This article is a part of a series from the Pennsylvania Historical and Museum Commission’s excellent field guide on the architectural styles found in Pennsylvania.  In it, they’ve assigned key periods of development – from the Colonial period in the 18th Century to the Modern Movements of the 29th Century.  This article focuses on an overview of the Traditional/Vernacular style in Pennsylvania from 1638 through 1950

PA Architecture Georgian Style 1700 – 1800

Identifiable Features

1. Symmetrical form and fenestration (window placement)
2. Multi-pane windows (6-20 panes in each sash) 3. Side-gabled or hipped roof
4. Stone or brick walls
5. Transom window over paneled front door
6. Pediment or crown and pilasters at front entry
7. Cornice with dentils
8. Water table or belt course
9. Corner quoins

georgian_style

The Georgian style, identified by its symmetrical composition and formal, classical details, was the most prevalent style in the English colonies throughout the 18th century. It was the first architect-inspired style in America, a distinct departure from the more utilitarian, earlier buildings that followed prevailing folk traditions. The Georgian style arrived in America via British architectural building manuals called pattern books around 1700. While the Georgian style was popular in England in the 17th and 18th centuries, it is based on the classical forms of the earlier Italian Renaissance period. English master architects Inigo Jones, Christopher Wren and James Gibbs, inspired by the classicism of the Italian Renaissance developed the Georgian style in England. As the style spread to the colonies, it reflected a period of colonial growth and prosperity and a desire for more formally designed buildings.

A typical Georgian house in Pennsylvania is a stone or brick two-story building with a side-gabled roof and a symmetrical arrangement of windows and doors on the front façade.

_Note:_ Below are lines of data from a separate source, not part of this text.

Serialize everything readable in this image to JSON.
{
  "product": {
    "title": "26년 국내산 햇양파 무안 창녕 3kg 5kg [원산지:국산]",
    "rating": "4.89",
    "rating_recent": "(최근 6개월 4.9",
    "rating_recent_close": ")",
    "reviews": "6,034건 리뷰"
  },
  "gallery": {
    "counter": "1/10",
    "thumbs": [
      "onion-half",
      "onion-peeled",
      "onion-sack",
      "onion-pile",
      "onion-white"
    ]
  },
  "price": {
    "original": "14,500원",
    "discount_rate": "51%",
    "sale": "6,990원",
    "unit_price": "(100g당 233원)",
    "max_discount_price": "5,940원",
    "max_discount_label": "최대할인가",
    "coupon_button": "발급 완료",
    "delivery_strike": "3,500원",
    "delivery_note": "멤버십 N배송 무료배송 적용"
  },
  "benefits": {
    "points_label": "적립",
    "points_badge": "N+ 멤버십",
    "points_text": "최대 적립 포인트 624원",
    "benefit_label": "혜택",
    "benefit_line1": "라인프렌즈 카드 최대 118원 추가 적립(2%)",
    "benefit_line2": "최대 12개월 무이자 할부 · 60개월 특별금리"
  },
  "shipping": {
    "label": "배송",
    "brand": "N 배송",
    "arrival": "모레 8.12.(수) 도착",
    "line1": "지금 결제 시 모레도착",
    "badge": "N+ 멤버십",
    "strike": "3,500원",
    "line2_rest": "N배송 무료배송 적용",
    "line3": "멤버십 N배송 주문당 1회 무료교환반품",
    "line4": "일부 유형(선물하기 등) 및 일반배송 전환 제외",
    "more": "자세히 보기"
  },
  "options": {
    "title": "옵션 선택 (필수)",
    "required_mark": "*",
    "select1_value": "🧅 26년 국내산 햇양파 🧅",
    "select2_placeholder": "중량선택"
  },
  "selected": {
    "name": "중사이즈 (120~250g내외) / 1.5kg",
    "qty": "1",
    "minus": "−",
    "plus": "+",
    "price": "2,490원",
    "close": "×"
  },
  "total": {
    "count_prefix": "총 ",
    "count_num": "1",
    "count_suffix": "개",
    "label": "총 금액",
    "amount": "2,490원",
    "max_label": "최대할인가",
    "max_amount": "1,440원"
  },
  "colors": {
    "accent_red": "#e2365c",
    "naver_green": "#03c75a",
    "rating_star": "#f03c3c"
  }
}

Usually 5 bays (or openings) across with a center door, the style also commonly features a pedimented or crowned front entrance with flanking pilasters. Other commonly seen details are multi-paned sliding sash windows, often in a 6 light over 6 light pattern, a dentiled cornice, and decorative quoins at the corners of the building. Smaller Georgian buildings might be only 3 bays across, and feature either a center door or side door. The side door version is called a “Two-thirds Georgian” since it follows the Georgian style but lacks two of the usual five bays across the front. This variant of the style, adapted to an urban setting, appears in rowhouse or townhouse form in the state’s early cities. Some Georgian buildings in Pennsylvania were built with a pent roof between the first and second stories, although this was not the common form. Another regional variation of the style is the hooded front door, marked by a shallow roof projecting from the decorative crown at the front entry.

Elements of the Georgian style in various vernacular forms appear on buildings in Pennsylvania throughout the 18th century and beyond.